Can I deduct my K-1 loss?
Losing money in your business is no fun, but that dark cloud can have a silver lining at tax time. Many small businesses are "pass-throughs" taxed as S corporations or partnerships (often in the form of "limited liability companies," or LLCs). As the income of these businesses is taxed on the owners' 1040s, the owners get to deduct the business losses reported on the business Schedule K-1 -- right?
It depends. There are three hurdles that a K-1 recipient has to clear to deduct K-1 losses.
The first hurdle is basis. Your basis starts with your investment in the K-1 business; it is increased by income and cash contributions and decreased by losses and distributions. In partnerships -- but not S corporations -- an owner's basis may include a portion of the company's borrowings from third parties.
Unfortunately, the K-1s do a poor job of tracking owner basis. You, or your tax preparer, may need to keep a separate schedule of your basis to determine whether you might deduct K-1 losses.
The next hurdle is whether your basis is "at-risk." The "at-risk" rules are an obscure leftover of tax shelter battles of the 1970s, but they still apply.They can be very complex, but their gist is that if your basis is attributable to borrowings that are "non-recourse" -- that you aren't personally liable for -- it is not "at risk," and losses attributable to that basis must be deferred. You may also not be considered "at risk" for related-party borrowing, especially if you borrow from your business or from a business associate to fund your ownership in the K-1 issuer.
Partnership K-1s provide some useful information in determining whether you have an "at-risk" issue.
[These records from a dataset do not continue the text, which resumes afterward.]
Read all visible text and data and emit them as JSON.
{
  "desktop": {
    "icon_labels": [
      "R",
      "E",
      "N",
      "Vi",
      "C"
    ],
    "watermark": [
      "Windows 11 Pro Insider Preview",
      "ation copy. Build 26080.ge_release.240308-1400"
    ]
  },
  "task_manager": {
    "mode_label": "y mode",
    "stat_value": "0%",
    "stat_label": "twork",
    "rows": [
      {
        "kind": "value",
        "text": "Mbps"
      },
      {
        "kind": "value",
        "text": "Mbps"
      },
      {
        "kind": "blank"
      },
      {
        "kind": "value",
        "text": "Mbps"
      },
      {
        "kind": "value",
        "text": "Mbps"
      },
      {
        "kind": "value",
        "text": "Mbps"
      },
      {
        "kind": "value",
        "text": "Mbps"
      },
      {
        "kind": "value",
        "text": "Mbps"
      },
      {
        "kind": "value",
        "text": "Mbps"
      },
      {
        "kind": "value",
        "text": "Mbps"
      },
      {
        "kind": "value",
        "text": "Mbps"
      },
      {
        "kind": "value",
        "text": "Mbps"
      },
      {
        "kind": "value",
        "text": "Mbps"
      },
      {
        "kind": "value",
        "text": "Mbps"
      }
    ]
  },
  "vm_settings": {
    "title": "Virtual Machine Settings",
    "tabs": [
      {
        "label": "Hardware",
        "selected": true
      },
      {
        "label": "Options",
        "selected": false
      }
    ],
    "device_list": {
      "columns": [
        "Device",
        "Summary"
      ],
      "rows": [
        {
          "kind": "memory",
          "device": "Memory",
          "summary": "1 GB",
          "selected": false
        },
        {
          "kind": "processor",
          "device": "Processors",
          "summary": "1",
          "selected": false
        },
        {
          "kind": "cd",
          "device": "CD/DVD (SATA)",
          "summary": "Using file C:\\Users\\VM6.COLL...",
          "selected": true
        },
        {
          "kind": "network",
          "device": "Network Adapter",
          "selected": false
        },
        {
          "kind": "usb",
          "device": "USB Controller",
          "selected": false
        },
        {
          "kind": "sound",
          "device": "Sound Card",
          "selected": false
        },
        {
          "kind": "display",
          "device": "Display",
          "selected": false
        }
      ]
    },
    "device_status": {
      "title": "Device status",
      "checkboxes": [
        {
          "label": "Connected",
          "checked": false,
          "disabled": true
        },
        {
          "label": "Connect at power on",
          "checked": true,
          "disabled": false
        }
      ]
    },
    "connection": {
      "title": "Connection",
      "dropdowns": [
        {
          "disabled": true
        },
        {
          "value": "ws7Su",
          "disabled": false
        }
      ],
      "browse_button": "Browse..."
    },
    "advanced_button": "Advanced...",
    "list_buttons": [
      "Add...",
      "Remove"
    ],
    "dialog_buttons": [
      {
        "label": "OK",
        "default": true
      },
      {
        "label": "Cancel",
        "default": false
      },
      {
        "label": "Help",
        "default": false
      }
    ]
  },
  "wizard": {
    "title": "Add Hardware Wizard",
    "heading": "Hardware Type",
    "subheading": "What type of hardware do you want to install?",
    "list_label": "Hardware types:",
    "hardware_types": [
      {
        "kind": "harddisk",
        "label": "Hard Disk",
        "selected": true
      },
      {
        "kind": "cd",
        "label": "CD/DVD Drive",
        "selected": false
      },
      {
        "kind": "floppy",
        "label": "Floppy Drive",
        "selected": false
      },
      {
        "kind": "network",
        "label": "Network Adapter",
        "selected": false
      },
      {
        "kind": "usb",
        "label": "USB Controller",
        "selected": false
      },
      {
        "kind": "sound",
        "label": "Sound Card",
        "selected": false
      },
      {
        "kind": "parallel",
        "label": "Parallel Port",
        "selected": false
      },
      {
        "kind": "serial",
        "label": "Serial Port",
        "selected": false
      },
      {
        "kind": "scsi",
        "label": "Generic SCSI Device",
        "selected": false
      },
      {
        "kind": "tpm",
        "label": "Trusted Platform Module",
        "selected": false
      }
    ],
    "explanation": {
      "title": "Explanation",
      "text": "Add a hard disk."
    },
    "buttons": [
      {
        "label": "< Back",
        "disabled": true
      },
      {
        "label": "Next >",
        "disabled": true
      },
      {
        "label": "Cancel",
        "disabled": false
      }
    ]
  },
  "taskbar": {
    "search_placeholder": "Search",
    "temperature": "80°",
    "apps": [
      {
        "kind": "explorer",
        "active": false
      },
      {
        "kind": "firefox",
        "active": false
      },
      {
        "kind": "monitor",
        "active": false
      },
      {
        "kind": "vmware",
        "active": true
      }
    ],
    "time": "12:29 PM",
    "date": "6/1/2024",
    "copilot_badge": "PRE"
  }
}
If you have losses in excess of your cash investment, and your share of debt on the K-1 part K is on the "nonrecourse" line, you are likely to have an at-risk problem. You will have to go to IRS Form 6198 to figure out whether you have to defer losses under the at-risk rules.
The "passive loss rules" are the final hurdle for deducting K-1 losses. These rules were enacted in 1986 to shut down that era's tax shelters. If you have "passive" losses in excess of "passive" income, you have to defer the losses until you have passive income in a future year, or until you dispose of the "passive activity" in a taxable transaction.
A loss is "passive" if you don't "materially participate" in the business. There are a number of tests that you can use to determine whether you materially participate, but the most common is working at least 500 hours in the business in a year.
Real estate rental is passive by law, unless you are a "qualifying real property professional." Special rules keep you from generating "passive" income to allow you to deduct passive losses. For example, land rent and most investment income is not considered "passive" under these rules. The passive loss limitation is computed on Form 8582.
These rules are complicated, even for tax pros. If you aren't sure where you stand, and the losses are significant to you, get in touch with a tax pro who works with small businesses.